One of the most common questions CPAs get asked is, “When should I change my tax election from a sole, or partnership, LLC to an S-Corp?” The follow-up question is usually, “Why should I make the tax election move?” Let’s first explain the difference between an LLC and an  S-Corp.

An LLC or Limited Liability Company is a legal structure for a business that separates your personal and business assets and protects your personal assets from business liabilities.

An S Corp or S Corporation is a tax election – not a legal structure – for a business that determines how it is taxed at the federal and state levels. Therefore, when a company assumes an S-Corp tax election, it does not lose its LLC structure.
Now, let’s look at the two questions above.

When Should I Change My Tax Election To an S-Corp?
It is beneficial for any small business with annual net profits of approximately $45,000 or more to strongly consider changing its business entity from a sole or partnership LLC to an S-Corp. Switching your business’ tax election requires meeting IRS requirements for making the change and then, if all the requirements are met, filing Form 2553, Election by a Small Business Corporation with the IRS. If you file paperwork and complete the process within two months and 15 days after the beginning of the current tax year, you may be able to claim S-Corp status for the current tax year.

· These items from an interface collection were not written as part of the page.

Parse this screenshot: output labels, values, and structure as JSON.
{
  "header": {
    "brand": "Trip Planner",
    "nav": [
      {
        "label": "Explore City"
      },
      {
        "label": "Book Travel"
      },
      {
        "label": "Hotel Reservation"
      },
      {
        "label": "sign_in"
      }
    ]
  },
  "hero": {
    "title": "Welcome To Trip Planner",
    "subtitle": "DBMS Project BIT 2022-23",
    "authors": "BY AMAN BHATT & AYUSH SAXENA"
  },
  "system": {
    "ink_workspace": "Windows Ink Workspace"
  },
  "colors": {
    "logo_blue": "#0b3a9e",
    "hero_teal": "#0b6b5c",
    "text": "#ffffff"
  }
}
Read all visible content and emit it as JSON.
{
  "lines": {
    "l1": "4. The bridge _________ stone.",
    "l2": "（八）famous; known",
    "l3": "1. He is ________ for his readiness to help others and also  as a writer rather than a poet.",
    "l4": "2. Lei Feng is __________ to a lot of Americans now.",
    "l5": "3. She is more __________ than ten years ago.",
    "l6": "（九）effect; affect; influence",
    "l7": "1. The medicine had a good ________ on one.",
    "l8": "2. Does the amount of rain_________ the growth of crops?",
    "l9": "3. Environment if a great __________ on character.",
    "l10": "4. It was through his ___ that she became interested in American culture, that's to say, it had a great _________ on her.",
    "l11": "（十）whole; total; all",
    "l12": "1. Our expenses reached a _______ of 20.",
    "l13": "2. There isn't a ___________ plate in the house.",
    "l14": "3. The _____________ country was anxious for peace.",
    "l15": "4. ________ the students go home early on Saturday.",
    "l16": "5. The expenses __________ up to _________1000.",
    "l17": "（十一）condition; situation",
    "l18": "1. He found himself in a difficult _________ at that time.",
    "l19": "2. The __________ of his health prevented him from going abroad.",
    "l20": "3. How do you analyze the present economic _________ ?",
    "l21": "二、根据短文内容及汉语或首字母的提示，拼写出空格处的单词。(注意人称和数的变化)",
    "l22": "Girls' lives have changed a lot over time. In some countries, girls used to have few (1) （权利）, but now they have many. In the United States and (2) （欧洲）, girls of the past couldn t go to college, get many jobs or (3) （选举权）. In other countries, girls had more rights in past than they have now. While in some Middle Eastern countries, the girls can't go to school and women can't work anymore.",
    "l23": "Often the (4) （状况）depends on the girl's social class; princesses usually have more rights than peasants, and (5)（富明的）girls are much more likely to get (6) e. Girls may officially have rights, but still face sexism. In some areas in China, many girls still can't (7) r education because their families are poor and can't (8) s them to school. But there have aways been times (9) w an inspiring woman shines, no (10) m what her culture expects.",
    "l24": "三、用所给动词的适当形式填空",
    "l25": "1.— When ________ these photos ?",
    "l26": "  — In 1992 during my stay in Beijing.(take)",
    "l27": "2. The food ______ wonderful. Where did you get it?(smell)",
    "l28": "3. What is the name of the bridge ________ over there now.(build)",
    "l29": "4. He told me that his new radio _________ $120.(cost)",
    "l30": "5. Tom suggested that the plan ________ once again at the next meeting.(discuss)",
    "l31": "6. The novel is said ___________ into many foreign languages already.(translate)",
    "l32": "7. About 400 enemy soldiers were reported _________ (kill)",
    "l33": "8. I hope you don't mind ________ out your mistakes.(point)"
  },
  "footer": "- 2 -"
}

If your election falls after this, it will be valid for the following year.

Why Should I Make the Tax Election Move?
The main reason for electing an S-Corp tax classification is to avoid being double-taxed by the IRS. A 15.3% self-employment tax levied on sole and partnership LLC’s profits versus a 7.65% (+ FUTA) rate of S-Corps. An S-Corp also allows its owner(s) to contribute more money to retirement plans.
Though tax savings is a major reason for a business deciding to elect an S-Corp status, it is not the only reason. To learn about other reasons contact your CPA.

Some Important Things to Note About S-Corp
There are a few important changes to a business that occur when the tax election moves to the S-Corp classification, namely:

  • Active or hands-on owner(s) become employees of the business and must draw a reasonable regular salary.
  • The owner(s) can take withdrawals from the business. However, since the IRS does not define “reasonable” salary, most companies apply a 50-50 or 60-40 rule. That is, 50% (or 60%) of self-pay is through monthly salary, and 50% (or 40%) is through drawings throughout the year. This is an industry-standard rule, not an IRS-established rule.
  • The S-Corp needs to have a board of directors.
  • Check with your state’s Department of Revenue on how the S-Corp election is treated for tax filing purposes. For Missouri income tax purposes, the S-Corp income tax return is filed for informational purposes only. The tax is paid by the shareholder on his Missouri individual income tax return at the time of filing.

If you are unsure if you should apply for the S-Corp tax election or if you have any further questions about S-Corps, please contact your CPA.